**Description of the task**. The required answer is the data below, restated word for word with images omitted.

(Page and application data records)
((
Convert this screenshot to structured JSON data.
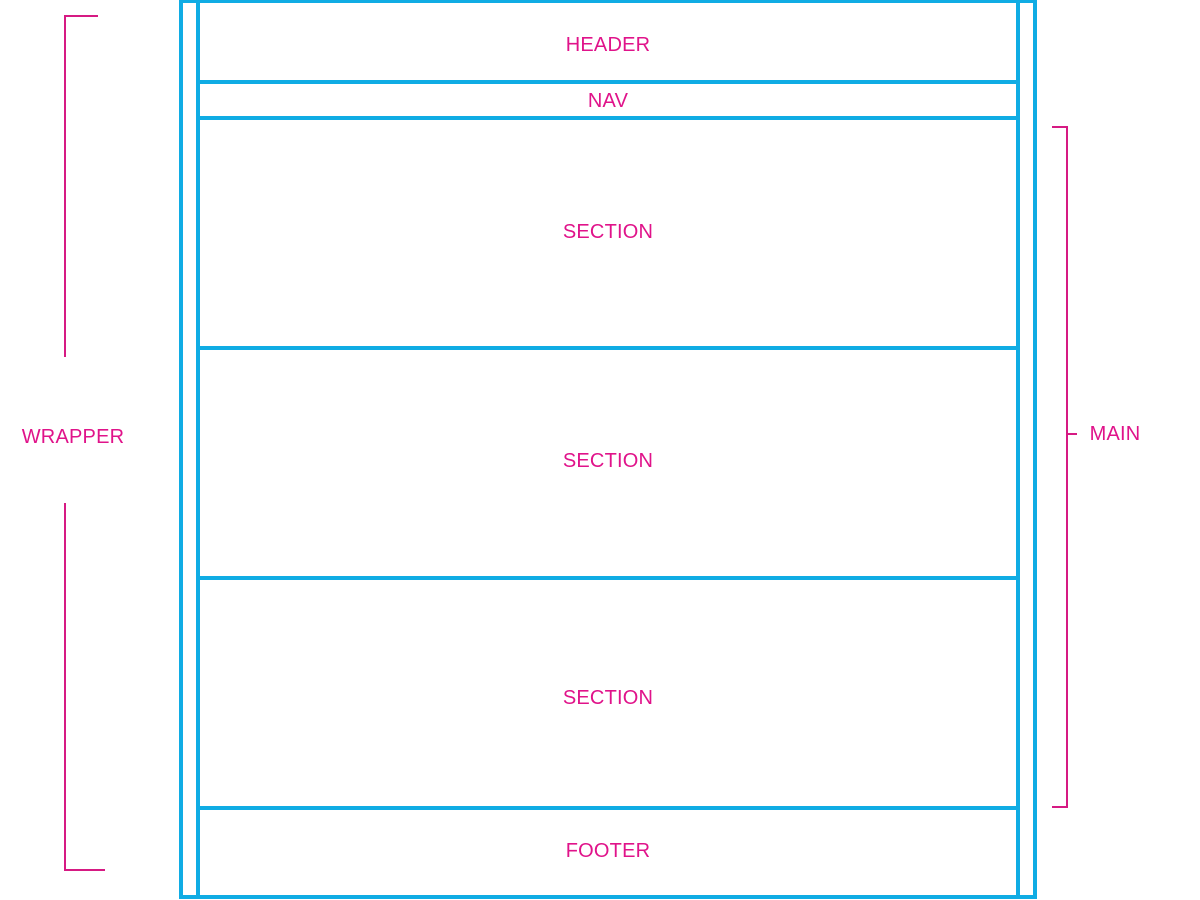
{
  "colors": {
    "box_stroke": "#10ACE4",
    "label_text": "#E0138A",
    "bracket_stroke": "#D61A83"
  },
  "labels": {
    "header": "HEADER",
    "nav": "NAV",
    "section_1": "SECTION",
    "section_2": "SECTION",
    "section_3": "SECTION",
    "footer": "FOOTER",
    "wrapper": "WRAPPER",
    "main": "MAIN"
  }
}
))
**Answer to this task**.
Convert this screenshot to structured JSON data.
{
  "colors": {
    "box_stroke": "#10ACE4",
    "label_text": "#E0138A",
    "bracket_stroke": "#D61A83"
  },
  "labels": {
    "header": "HEADER",
    "nav": "NAV",
    "section_1": "SECTION",
    "section_2": "SECTION",
    "section_3": "SECTION",
    "footer": "FOOTER",
    "wrapper": "WRAPPER",
    "main": "MAIN"
  }
}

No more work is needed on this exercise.